** Opening LISTED RECORDS block **

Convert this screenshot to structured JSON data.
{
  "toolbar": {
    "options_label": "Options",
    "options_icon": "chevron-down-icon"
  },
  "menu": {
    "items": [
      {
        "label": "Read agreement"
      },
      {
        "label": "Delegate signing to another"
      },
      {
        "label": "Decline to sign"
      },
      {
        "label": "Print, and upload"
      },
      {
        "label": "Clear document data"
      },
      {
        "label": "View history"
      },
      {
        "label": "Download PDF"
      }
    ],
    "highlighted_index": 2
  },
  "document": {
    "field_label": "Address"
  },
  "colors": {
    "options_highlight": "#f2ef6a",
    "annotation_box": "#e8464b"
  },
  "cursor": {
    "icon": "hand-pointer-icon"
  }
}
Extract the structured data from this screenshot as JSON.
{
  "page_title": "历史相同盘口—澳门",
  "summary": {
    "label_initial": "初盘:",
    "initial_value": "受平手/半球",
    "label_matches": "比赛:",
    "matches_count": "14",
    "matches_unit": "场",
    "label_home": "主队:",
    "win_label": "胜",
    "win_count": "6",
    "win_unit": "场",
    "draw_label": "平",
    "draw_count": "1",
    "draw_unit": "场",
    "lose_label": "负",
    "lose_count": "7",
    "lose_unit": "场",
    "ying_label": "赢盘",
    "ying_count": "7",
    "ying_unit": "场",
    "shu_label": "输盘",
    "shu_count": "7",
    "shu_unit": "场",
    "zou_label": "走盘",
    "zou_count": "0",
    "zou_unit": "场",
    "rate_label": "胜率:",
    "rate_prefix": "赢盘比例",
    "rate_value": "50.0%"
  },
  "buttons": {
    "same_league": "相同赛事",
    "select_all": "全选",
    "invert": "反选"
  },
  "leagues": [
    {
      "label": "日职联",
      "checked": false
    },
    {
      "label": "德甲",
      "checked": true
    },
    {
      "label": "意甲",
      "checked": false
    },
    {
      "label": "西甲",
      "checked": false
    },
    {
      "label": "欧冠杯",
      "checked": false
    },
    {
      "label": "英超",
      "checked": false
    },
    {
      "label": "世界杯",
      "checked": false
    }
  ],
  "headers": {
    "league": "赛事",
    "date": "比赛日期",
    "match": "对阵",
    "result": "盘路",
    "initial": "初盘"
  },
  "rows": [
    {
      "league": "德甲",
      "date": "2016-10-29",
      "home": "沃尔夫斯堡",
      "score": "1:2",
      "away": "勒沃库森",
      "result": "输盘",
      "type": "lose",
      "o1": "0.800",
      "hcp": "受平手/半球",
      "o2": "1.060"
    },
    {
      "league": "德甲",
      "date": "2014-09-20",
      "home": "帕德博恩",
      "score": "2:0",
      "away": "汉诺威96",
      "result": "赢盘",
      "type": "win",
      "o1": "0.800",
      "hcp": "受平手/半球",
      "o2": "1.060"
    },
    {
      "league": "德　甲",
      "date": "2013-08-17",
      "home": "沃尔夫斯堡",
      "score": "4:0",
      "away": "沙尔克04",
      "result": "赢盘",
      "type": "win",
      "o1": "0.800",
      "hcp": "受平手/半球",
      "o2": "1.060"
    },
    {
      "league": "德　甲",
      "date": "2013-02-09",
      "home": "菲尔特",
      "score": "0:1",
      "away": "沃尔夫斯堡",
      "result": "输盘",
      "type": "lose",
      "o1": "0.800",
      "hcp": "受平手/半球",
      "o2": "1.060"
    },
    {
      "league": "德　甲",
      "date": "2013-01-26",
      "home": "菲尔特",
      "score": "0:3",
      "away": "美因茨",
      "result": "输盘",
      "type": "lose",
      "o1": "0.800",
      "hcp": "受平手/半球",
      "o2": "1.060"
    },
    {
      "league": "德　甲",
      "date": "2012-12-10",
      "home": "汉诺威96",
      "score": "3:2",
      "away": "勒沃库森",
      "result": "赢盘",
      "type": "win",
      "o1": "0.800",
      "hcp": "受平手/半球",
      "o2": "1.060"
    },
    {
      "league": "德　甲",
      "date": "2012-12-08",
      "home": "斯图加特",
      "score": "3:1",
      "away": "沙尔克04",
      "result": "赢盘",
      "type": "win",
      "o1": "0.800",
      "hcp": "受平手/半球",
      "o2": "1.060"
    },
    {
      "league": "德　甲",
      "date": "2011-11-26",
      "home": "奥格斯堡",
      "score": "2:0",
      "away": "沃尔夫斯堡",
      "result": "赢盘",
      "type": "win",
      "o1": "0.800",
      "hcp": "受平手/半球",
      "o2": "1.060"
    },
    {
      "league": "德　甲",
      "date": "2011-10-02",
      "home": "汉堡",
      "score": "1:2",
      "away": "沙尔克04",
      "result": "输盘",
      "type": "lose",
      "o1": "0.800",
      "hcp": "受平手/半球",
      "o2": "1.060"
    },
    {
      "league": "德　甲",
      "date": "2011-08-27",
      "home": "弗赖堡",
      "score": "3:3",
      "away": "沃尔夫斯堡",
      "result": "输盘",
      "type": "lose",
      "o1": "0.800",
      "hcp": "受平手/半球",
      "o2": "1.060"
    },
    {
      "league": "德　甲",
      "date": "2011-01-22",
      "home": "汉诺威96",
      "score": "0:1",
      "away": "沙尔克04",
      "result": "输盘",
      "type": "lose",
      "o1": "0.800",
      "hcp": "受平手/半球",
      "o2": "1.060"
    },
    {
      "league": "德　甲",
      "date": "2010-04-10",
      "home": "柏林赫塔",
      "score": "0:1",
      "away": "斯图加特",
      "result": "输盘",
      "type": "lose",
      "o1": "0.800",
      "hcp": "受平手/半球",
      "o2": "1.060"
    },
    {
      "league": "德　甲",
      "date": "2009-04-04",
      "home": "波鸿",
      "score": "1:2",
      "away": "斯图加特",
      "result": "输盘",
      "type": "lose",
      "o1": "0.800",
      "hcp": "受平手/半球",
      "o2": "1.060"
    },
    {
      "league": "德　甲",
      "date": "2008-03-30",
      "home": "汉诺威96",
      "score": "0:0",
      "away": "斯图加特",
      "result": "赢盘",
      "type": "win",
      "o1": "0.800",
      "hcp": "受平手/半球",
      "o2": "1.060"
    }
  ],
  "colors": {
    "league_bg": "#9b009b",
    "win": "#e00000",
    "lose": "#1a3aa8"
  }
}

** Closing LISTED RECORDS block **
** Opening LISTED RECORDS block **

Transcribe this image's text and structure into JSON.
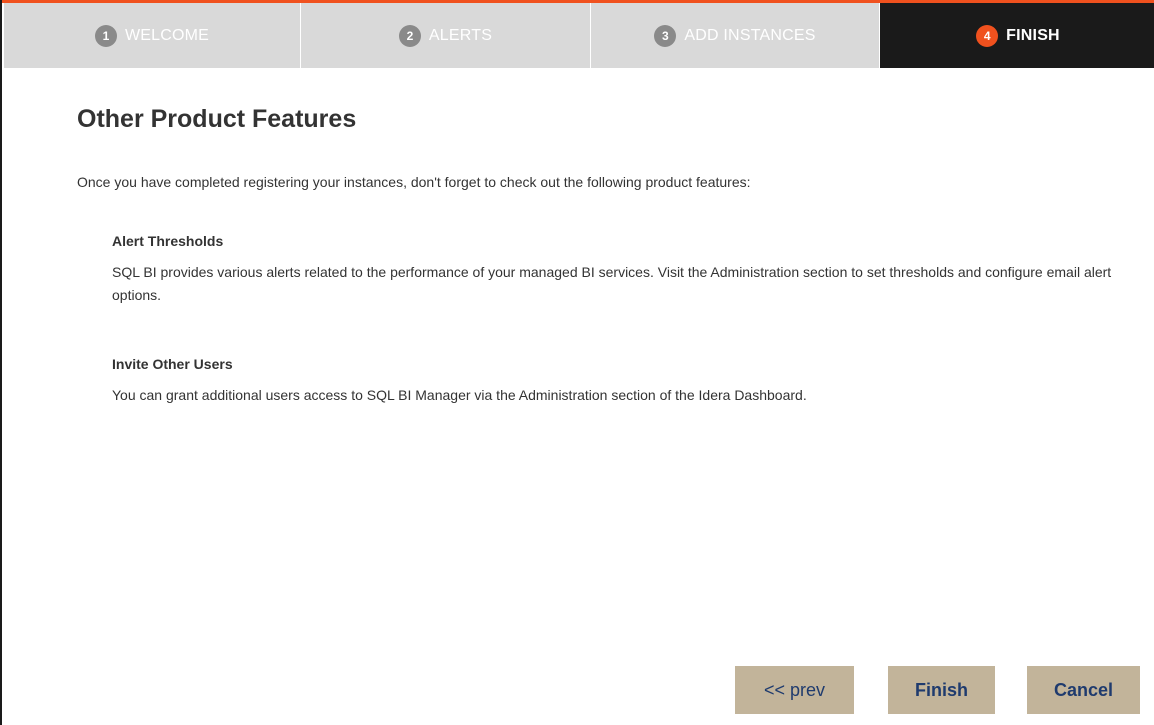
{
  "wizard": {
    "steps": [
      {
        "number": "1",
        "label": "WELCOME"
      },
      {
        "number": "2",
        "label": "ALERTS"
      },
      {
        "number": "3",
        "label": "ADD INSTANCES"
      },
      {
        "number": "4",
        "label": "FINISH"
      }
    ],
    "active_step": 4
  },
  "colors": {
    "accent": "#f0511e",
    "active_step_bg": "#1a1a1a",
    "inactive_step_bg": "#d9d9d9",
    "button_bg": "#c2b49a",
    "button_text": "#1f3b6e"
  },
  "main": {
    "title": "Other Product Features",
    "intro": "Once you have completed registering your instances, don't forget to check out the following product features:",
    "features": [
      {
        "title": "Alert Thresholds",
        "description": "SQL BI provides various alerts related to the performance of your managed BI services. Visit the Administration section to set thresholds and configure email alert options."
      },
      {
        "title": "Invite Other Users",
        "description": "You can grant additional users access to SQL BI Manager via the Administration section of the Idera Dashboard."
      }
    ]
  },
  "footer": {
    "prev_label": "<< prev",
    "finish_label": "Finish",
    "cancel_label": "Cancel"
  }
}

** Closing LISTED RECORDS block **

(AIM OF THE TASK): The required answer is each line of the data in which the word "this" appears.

(TASK RESULT):
Convert this screenshot to structured JSON data.
Extract the structured data from this screenshot as JSON.
Transcribe this image's text and structure into JSON.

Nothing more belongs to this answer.